SINGAPORE (AP) — Proposals to introduce a cost cap on supply of engines and a ban on wind tunnels have run into opposition from Formula One teams.
The F1 Strategy Group — comprising the sport's governing body FIA, the sport's commercial arm run by Bernie Ecclestone and the top six teams — reportedly approved the two proposals by split votes.
The proposals would need to pass further approval from regulatory bodies to come into effect.
Mercedes, one of four current engine suppliers in F1 and a team that supports the ongoing use of very expensive wind tunnel technology to aid aerodynamic development, opposed both proposed measures.
Toto Wolff, team principal of Mercedes, said the move to cap the price of its annual engine supply deal to customer teams at a reported 12 million euros ($13.6 million) — around half current levels — flew in the face of accepted business practice.
"We are operating on a set of rules," Wolff said. "We have developed an engine and we have developed a car looking at regulations and trying to do the best possible job.
"If we find out a couple of years later that, oops, we've forgotten to set the framework right, this is not how you operate today.
"I have my opinion on fixing any price and there's a pretty simple legal view."
He did see merit in a further proposal to offer year-old engines to small teams at a discounted rate, although he said "I don't think that many teams are going to take that up."
Claire Williams, deputy team principal for Williams which is an engine customer of Mercedes, said a saving of a proposed 4 million euros per year for taking year-old engines would have to be considered.
"For a team like Williams, with the budget we have, a cost saving of 4 million euros ($4.5 million) is always going to help because it means we can divert that spend into another area — it can go on aero, it can go on another area — so those numbers are important," she said.
Franz Tost, team principal of Toro Rosso which currently buys its engines from Renault, was opposed to the idea.
"I'm totally against the usage of a one-year-old engine because then we have two classes of teams on the grid," Tost said.
"Then we have five, six, seven cars that are running away. They will have, after 10 laps, 30 seconds gap and races will become totally boring."

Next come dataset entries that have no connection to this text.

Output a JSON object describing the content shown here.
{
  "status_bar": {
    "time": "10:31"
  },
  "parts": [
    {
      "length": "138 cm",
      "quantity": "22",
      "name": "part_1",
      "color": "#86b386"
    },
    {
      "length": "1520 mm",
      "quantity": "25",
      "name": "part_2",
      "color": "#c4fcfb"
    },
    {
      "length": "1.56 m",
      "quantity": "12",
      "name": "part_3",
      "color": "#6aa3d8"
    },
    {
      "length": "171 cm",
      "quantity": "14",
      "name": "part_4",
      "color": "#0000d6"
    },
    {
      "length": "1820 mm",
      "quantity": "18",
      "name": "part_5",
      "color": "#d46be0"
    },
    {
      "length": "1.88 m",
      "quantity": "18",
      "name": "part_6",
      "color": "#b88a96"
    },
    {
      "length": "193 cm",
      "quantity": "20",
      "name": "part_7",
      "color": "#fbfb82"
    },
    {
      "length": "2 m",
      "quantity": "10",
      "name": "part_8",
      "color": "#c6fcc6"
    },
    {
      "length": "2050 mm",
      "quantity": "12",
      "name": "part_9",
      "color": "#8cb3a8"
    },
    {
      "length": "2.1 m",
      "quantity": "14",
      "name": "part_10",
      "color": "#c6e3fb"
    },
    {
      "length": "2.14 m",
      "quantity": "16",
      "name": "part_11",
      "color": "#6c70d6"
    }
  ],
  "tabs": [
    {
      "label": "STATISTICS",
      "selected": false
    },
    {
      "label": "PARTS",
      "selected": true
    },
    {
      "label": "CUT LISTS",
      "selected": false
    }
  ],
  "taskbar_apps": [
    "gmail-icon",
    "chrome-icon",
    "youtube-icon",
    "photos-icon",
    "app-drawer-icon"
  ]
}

The proposal to ban wind tunnels has also met opposition from teams big and small, based on the principal that F1 should be using peak technology rather than banning it.
John Booth, team principal of Manor, said "I can see a time in the future when wind tunnels are banned totally but maybe not for the next two or three years."
Williams was clear in her opposition.
"We absolutely do not and will never vote for the banning of wind tunnels in Formula One," Williams said. "How can you operate at the pinnacle of motor sport and not use one of the finest tools in aerodynamics?"